# [Exercise]
Please give the entries again in full and exactly, without any picture.

# [Data records]
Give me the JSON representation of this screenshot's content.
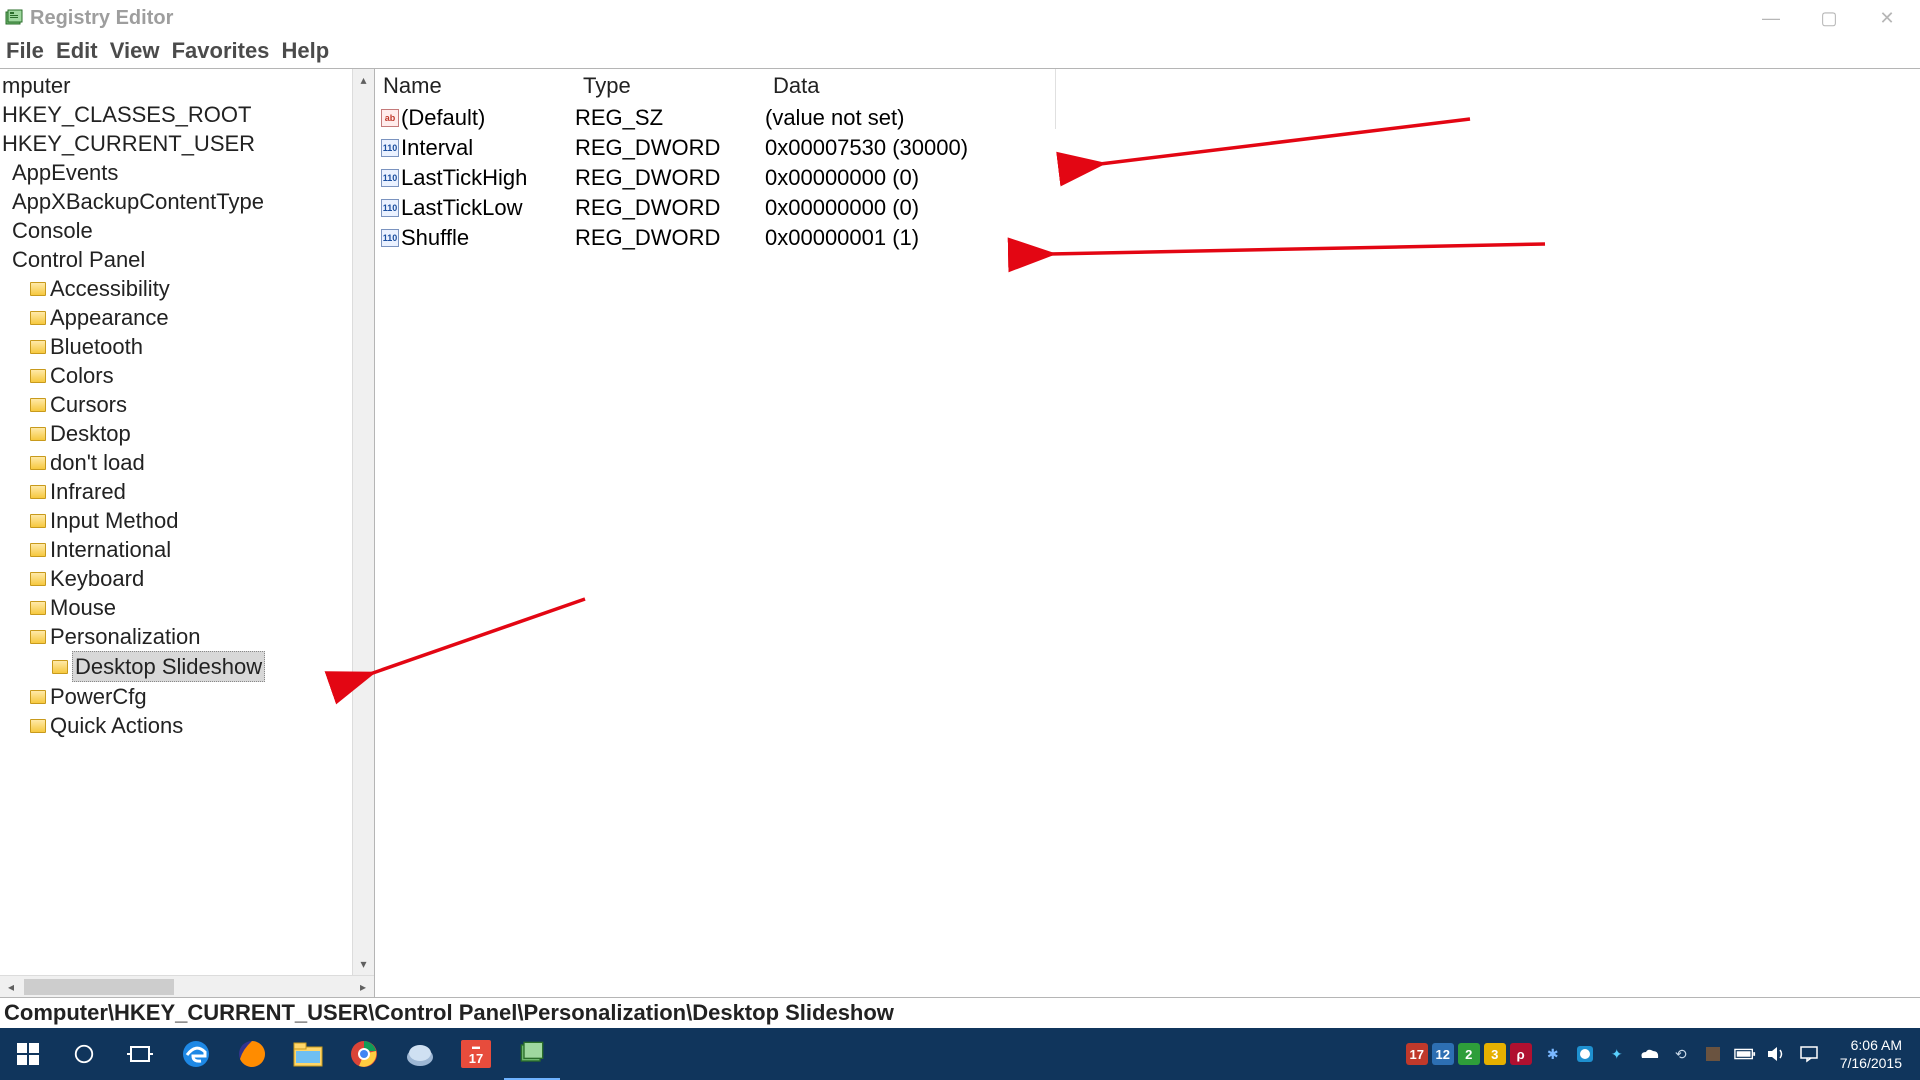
{
  "window": {
    "title": "Registry Editor"
  },
  "menu": {
    "file": "File",
    "edit": "Edit",
    "view": "View",
    "favorites": "Favorites",
    "help": "Help"
  },
  "tree": {
    "items": [
      {
        "label": "mputer",
        "level": 0,
        "folder": false
      },
      {
        "label": "HKEY_CLASSES_ROOT",
        "level": 1,
        "folder": false
      },
      {
        "label": "HKEY_CURRENT_USER",
        "level": 1,
        "folder": false
      },
      {
        "label": "AppEvents",
        "level": 2,
        "folder": false
      },
      {
        "label": "AppXBackupContentType",
        "level": 2,
        "folder": false
      },
      {
        "label": "Console",
        "level": 2,
        "folder": false
      },
      {
        "label": "Control Panel",
        "level": 2,
        "folder": false
      },
      {
        "label": "Accessibility",
        "level": 3,
        "folder": true
      },
      {
        "label": "Appearance",
        "level": 3,
        "folder": true
      },
      {
        "label": "Bluetooth",
        "level": 3,
        "folder": true
      },
      {
        "label": "Colors",
        "level": 3,
        "folder": true
      },
      {
        "label": "Cursors",
        "level": 3,
        "folder": true
      },
      {
        "label": "Desktop",
        "level": 3,
        "folder": true
      },
      {
        "label": "don't load",
        "level": 3,
        "folder": true
      },
      {
        "label": "Infrared",
        "level": 3,
        "folder": true
      },
      {
        "label": "Input Method",
        "level": 3,
        "folder": true
      },
      {
        "label": "International",
        "level": 3,
        "folder": true
      },
      {
        "label": "Keyboard",
        "level": 3,
        "folder": true
      },
      {
        "label": "Mouse",
        "level": 3,
        "folder": true
      },
      {
        "label": "Personalization",
        "level": 3,
        "folder": true
      },
      {
        "label": "Desktop Slideshow",
        "level": 4,
        "folder": true,
        "selected": true
      },
      {
        "label": "PowerCfg",
        "level": 3,
        "folder": true
      },
      {
        "label": "Quick Actions",
        "level": 3,
        "folder": true
      }
    ]
  },
  "list": {
    "headers": {
      "name": "Name",
      "type": "Type",
      "data": "Data"
    },
    "rows": [
      {
        "icon": "sz",
        "name": "(Default)",
        "type": "REG_SZ",
        "data": "(value not set)"
      },
      {
        "icon": "dw",
        "name": "Interval",
        "type": "REG_DWORD",
        "data": "0x00007530 (30000)"
      },
      {
        "icon": "dw",
        "name": "LastTickHigh",
        "type": "REG_DWORD",
        "data": "0x00000000 (0)"
      },
      {
        "icon": "dw",
        "name": "LastTickLow",
        "type": "REG_DWORD",
        "data": "0x00000000 (0)"
      },
      {
        "icon": "dw",
        "name": "Shuffle",
        "type": "REG_DWORD",
        "data": "0x00000001 (1)"
      }
    ]
  },
  "statusbar": {
    "path": "Computer\\HKEY_CURRENT_USER\\Control Panel\\Personalization\\Desktop Slideshow"
  },
  "tray": {
    "badges": [
      {
        "text": "17",
        "bg": "#c0392b"
      },
      {
        "text": "12",
        "bg": "#2d6fb3"
      },
      {
        "text": "2",
        "bg": "#2e9e3a"
      },
      {
        "text": "3",
        "bg": "#e6b000"
      },
      {
        "text": "ρ",
        "bg": "#b01030"
      }
    ],
    "time": "6:06 AM",
    "date": "7/16/2015"
  }
}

# [Response area]
Give me the JSON representation of this screenshot's content.
{
  "window": {
    "title": "Registry Editor"
  },
  "menu": {
    "file": "File",
    "edit": "Edit",
    "view": "View",
    "favorites": "Favorites",
    "help": "Help"
  },
  "tree": {
    "items": [
      {
        "label": "mputer",
        "level": 0,
        "folder": false
      },
      {
        "label": "HKEY_CLASSES_ROOT",
        "level": 1,
        "folder": false
      },
      {
        "label": "HKEY_CURRENT_USER",
        "level": 1,
        "folder": false
      },
      {
        "label": "AppEvents",
        "level": 2,
        "folder": false
      },
      {
        "label": "AppXBackupContentType",
        "level": 2,
        "folder": false
      },
      {
        "label": "Console",
        "level": 2,
        "folder": false
      },
      {
        "label": "Control Panel",
        "level": 2,
        "folder": false
      },
      {
        "label": "Accessibility",
        "level": 3,
        "folder": true
      },
      {
        "label": "Appearance",
        "level": 3,
        "folder": true
      },
      {
        "label": "Bluetooth",
        "level": 3,
        "folder": true
      },
      {
        "label": "Colors",
        "level": 3,
        "folder": true
      },
      {
        "label": "Cursors",
        "level": 3,
        "folder": true
      },
      {
        "label": "Desktop",
        "level": 3,
        "folder": true
      },
      {
        "label": "don't load",
        "level": 3,
        "folder": true
      },
      {
        "label": "Infrared",
        "level": 3,
        "folder": true
      },
      {
        "label": "Input Method",
        "level": 3,
        "folder": true
      },
      {
        "label": "International",
        "level": 3,
        "folder": true
      },
      {
        "label": "Keyboard",
        "level": 3,
        "folder": true
      },
      {
        "label": "Mouse",
        "level": 3,
        "folder": true
      },
      {
        "label": "Personalization",
        "level": 3,
        "folder": true
      },
      {
        "label": "Desktop Slideshow",
        "level": 4,
        "folder": true,
        "selected": true
      },
      {
        "label": "PowerCfg",
        "level": 3,
        "folder": true
      },
      {
        "label": "Quick Actions",
        "level": 3,
        "folder": true
      }
    ]
  },
  "list": {
    "headers": {
      "name": "Name",
      "type": "Type",
      "data": "Data"
    },
    "rows": [
      {
        "icon": "sz",
        "name": "(Default)",
        "type": "REG_SZ",
        "data": "(value not set)"
      },
      {
        "icon": "dw",
        "name": "Interval",
        "type": "REG_DWORD",
        "data": "0x00007530 (30000)"
      },
      {
        "icon": "dw",
        "name": "LastTickHigh",
        "type": "REG_DWORD",
        "data": "0x00000000 (0)"
      },
      {
        "icon": "dw",
        "name": "LastTickLow",
        "type": "REG_DWORD",
        "data": "0x00000000 (0)"
      },
      {
        "icon": "dw",
        "name": "Shuffle",
        "type": "REG_DWORD",
        "data": "0x00000001 (1)"
      }
    ]
  },
  "statusbar": {
    "path": "Computer\\HKEY_CURRENT_USER\\Control Panel\\Personalization\\Desktop Slideshow"
  },
  "tray": {
    "badges": [
      {
        "text": "17",
        "bg": "#c0392b"
      },
      {
        "text": "12",
        "bg": "#2d6fb3"
      },
      {
        "text": "2",
        "bg": "#2e9e3a"
      },
      {
        "text": "3",
        "bg": "#e6b000"
      },
      {
        "text": "ρ",
        "bg": "#b01030"
      }
    ],
    "time": "6:06 AM",
    "date": "7/16/2015"
  }
}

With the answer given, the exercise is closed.